JD Supra Cookies. We place our own cookies on your computer to track certain information about you while you are using our Website and Services. For example, we place a session cookie on your computer each time you visit our Website. We use these cookies to allow you to log-in to your subscriber account. In addition, through these cookies we are able to collect information about how you use the Website, including what browser you may be using, your IP address, and the URL address you came from upon visiting our Website and the URL you next visit (even if those URLs are not on our Website). We also utilize email web beacons to monitor whether our emails are being delivered and read. We also use these tools to help deliver reader analytics to our authors to give them insight into their readership and help them to improve their content, so that it is most useful for our users.
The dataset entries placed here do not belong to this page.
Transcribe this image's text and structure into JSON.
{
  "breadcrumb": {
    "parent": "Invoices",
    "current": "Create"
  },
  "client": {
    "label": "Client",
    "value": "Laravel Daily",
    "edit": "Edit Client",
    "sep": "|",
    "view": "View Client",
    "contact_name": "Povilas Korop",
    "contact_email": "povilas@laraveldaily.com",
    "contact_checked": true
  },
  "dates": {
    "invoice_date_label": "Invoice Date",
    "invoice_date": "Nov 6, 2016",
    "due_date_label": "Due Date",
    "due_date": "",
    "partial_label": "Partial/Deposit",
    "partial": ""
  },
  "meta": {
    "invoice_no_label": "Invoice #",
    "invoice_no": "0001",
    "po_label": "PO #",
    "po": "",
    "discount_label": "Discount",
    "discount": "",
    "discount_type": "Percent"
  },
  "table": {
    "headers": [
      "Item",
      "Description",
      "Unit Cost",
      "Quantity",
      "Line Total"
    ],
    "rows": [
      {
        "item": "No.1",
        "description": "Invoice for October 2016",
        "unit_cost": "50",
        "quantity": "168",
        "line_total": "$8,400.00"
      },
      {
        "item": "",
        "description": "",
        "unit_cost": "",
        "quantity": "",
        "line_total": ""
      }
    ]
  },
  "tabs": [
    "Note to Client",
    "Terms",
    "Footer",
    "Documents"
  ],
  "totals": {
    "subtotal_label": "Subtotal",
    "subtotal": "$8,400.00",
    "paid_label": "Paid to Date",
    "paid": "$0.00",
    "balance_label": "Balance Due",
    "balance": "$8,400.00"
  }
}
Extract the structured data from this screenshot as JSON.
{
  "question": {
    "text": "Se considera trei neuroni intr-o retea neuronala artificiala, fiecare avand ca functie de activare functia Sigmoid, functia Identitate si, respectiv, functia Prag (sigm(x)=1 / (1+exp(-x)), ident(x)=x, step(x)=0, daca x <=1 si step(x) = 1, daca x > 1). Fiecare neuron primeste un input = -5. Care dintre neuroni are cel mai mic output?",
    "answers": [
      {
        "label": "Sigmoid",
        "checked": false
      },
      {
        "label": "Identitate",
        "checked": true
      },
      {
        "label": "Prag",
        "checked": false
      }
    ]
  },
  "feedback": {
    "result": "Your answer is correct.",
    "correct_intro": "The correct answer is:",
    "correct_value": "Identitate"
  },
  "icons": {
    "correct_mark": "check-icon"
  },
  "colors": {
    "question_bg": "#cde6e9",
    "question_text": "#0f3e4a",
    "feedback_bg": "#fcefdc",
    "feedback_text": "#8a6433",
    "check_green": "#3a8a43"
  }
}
Analytics/Performance Cookies. JD Supra also uses the following analytic tools to help us analyze the performance of our Website and Services as well as how visitors use our Website and Services:

  • HubSpot - For more information about HubSpot cookies, please visit legal.hubspot.com/privacy-policy.
  • New Relic - For more information on New Relic cookies, please visit www.newrelic.com/privacy.
  • Google Analytics - For more information on Google Analytics cookies, visit www.google.com/policies. To opt-out of being tracked by Google Analytics across all websites visit http://tools.google.com/dlpage/gaoptout. This will allow you to download and install a Google Analytics cookie-free web browser.

Facebook, Twitter and other Social Network Cookies. Our content pages allow you to share content appearing on our Website and Services to your social media accounts through the "Like," "Tweet," or similar buttons displayed on such pages. To accomplish this Service, we embed code that such third party social networks provide and that we do not control. These buttons know that you are logged in to your social network account and therefore such social networks could also know that you are viewing the JD Supra Website.

Controlling and Deleting Cookies

If you would like to change how a browser uses cookies, including blocking or deleting cookies from the JD Supra Website and Services you can do so by changing the settings in your web browser. To control cookies, most browsers allow you to either accept or reject all cookies, only accept certain types of cookies, or prompt you every time a site wishes to save a cookie. It's also easy to delete cookies that are already saved on your device by a browser.

The processes for controlling and deleting cookies vary depending on which browser you use. To find out how to do so with a particular browser, you can use your browser's "Help" function or alternatively, you can visit http://www.aboutcookies.org which explains, step-by-step, how to control and delete cookies in most browsers.

Updates to This Policy

We may update this cookie policy and our Privacy Policy from time-to-time, particularly as technology changes. You can always check this page for the latest version. We may also notify you of changes to our privacy policy by email.

Contacting JD Supra

If you have any questions about how we use cookies and other tracking technologies, please contact us at: privacy@jdsupra.com.

- hide

This website uses cookies to improve user experience, track anonymous site usage, store authorization tokens and permit sharing on social media networks. By continuing to browse this website you accept the use of cookies. Click here to read more about how we use cookies.